● **The task**
Say how many lines of the material below contain the word "description", with no other words.

═══ Data under study

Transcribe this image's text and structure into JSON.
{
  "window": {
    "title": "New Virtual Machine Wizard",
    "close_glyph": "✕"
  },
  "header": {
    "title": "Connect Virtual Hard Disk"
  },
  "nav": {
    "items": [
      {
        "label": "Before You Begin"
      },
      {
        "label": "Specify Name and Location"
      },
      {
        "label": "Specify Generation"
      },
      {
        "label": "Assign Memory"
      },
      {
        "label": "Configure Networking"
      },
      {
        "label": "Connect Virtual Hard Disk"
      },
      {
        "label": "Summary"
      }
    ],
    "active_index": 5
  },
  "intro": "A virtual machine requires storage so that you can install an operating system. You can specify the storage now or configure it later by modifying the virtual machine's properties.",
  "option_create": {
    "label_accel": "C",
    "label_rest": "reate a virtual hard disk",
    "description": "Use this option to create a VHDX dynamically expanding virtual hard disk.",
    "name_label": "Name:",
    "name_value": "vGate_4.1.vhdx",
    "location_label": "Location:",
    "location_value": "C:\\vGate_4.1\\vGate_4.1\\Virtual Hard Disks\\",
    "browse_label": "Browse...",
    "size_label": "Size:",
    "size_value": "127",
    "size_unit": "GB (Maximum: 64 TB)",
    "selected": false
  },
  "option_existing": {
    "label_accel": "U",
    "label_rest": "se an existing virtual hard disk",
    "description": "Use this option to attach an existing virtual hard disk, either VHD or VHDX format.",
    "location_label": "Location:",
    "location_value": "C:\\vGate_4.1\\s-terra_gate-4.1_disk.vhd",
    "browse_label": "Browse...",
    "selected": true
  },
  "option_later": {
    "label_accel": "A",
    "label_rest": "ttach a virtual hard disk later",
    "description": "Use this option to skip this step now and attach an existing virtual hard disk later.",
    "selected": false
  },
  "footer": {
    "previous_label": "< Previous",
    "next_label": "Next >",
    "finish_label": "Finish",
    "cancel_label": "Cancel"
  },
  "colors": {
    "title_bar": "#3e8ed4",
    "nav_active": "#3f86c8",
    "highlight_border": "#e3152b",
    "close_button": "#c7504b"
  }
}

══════

● **Written reply**
3